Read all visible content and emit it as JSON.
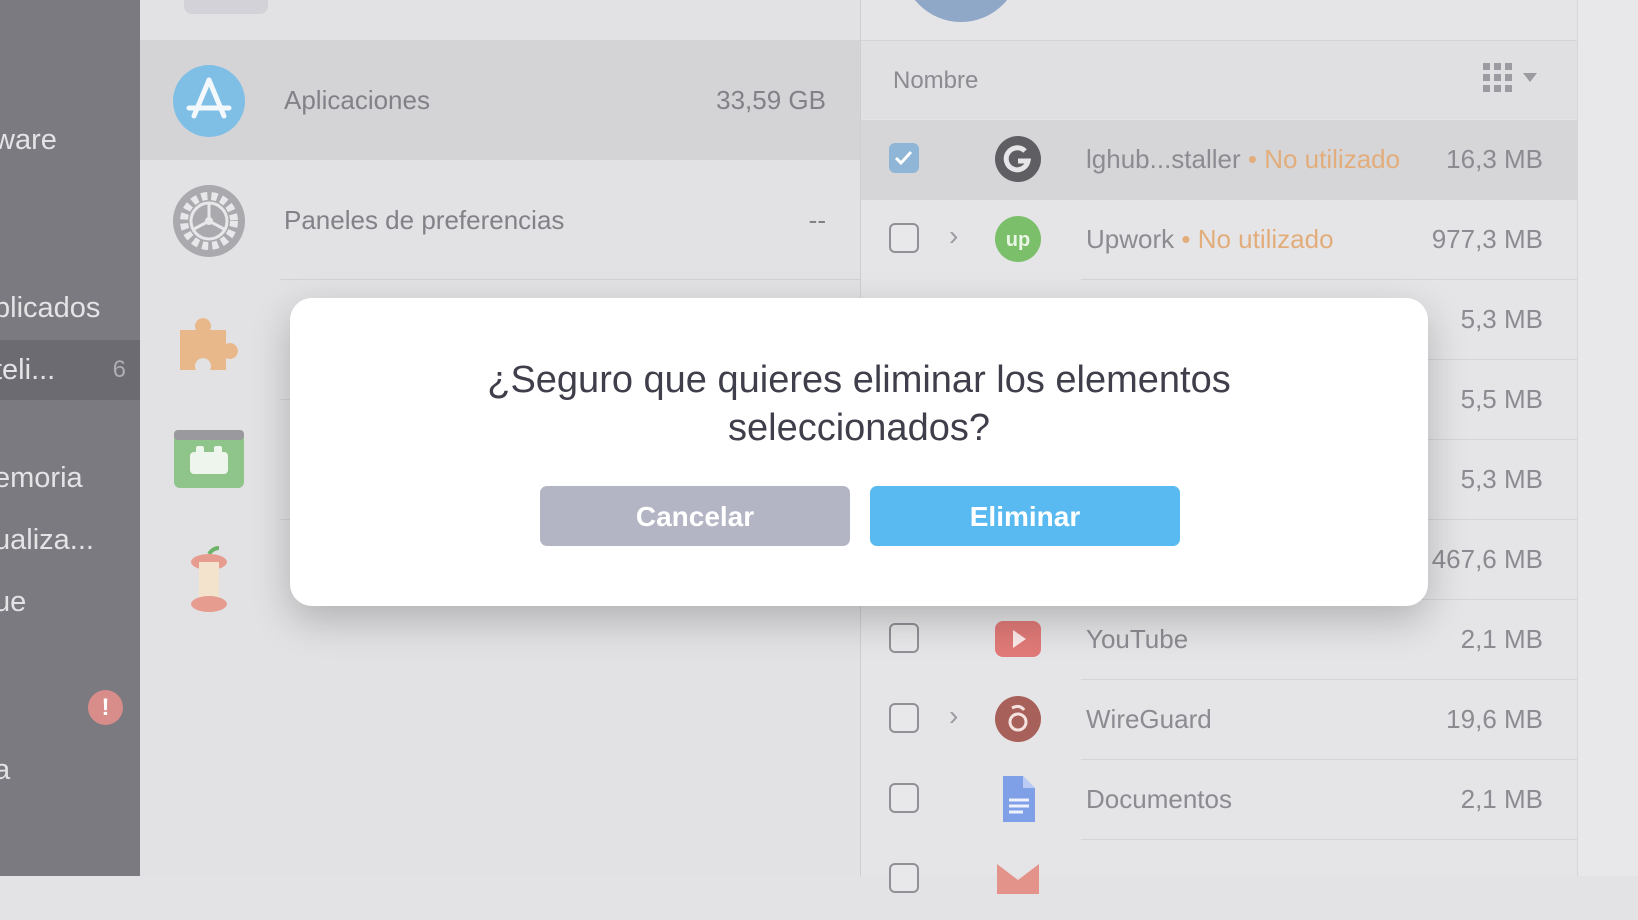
{
  "sidebar": {
    "items": [
      {
        "label": "ware"
      },
      {
        "label": "plicados"
      },
      {
        "label": "teli...",
        "count": "6"
      },
      {
        "label": "emoria"
      },
      {
        "label": "ualiza..."
      },
      {
        "label": "ue"
      },
      {
        "label": "a"
      }
    ],
    "alert_glyph": "!"
  },
  "categories": {
    "items": [
      {
        "label": "Aplicaciones",
        "size": "33,59 GB",
        "icon": "app-store-icon"
      },
      {
        "label": "Paneles de preferencias",
        "size": "--",
        "icon": "gear-icon"
      },
      {
        "label": "",
        "size": "",
        "icon": "puzzle-icon"
      },
      {
        "label": "",
        "size": "",
        "icon": "launcher-icon"
      },
      {
        "label": "",
        "size": "",
        "icon": "apple-core-icon"
      }
    ]
  },
  "list": {
    "header_name": "Nombre",
    "rows": [
      {
        "name": "lghub...staller",
        "tag": "• No utilizado",
        "size": "16,3 MB",
        "checked": true
      },
      {
        "name": "Upwork",
        "tag": "• No utilizado",
        "size": "977,3 MB",
        "checked": false
      },
      {
        "name": "",
        "tag": "",
        "size": "5,3 MB",
        "checked": false
      },
      {
        "name": "",
        "tag": "",
        "size": "5,5 MB",
        "checked": false
      },
      {
        "name": "",
        "tag": "",
        "size": "5,3 MB",
        "checked": false
      },
      {
        "name": "",
        "tag": "",
        "size": "467,6 MB",
        "checked": false
      },
      {
        "name": "YouTube",
        "tag": "",
        "size": "2,1 MB",
        "checked": false
      },
      {
        "name": "WireGuard",
        "tag": "",
        "size": "19,6 MB",
        "checked": false
      },
      {
        "name": "Documentos",
        "tag": "",
        "size": "2,1 MB",
        "checked": false
      }
    ]
  },
  "dialog": {
    "message_line1": "¿Seguro que quieres eliminar los elementos",
    "message_line2": "seleccionados?",
    "cancel_label": "Cancelar",
    "delete_label": "Eliminar"
  },
  "colors": {
    "accent": "#59baf2",
    "cancel": "#b3b4c4",
    "unused_tag": "#e2ad7a"
  }
}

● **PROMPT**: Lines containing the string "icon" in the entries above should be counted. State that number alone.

● **ANSWER SECTION**: 5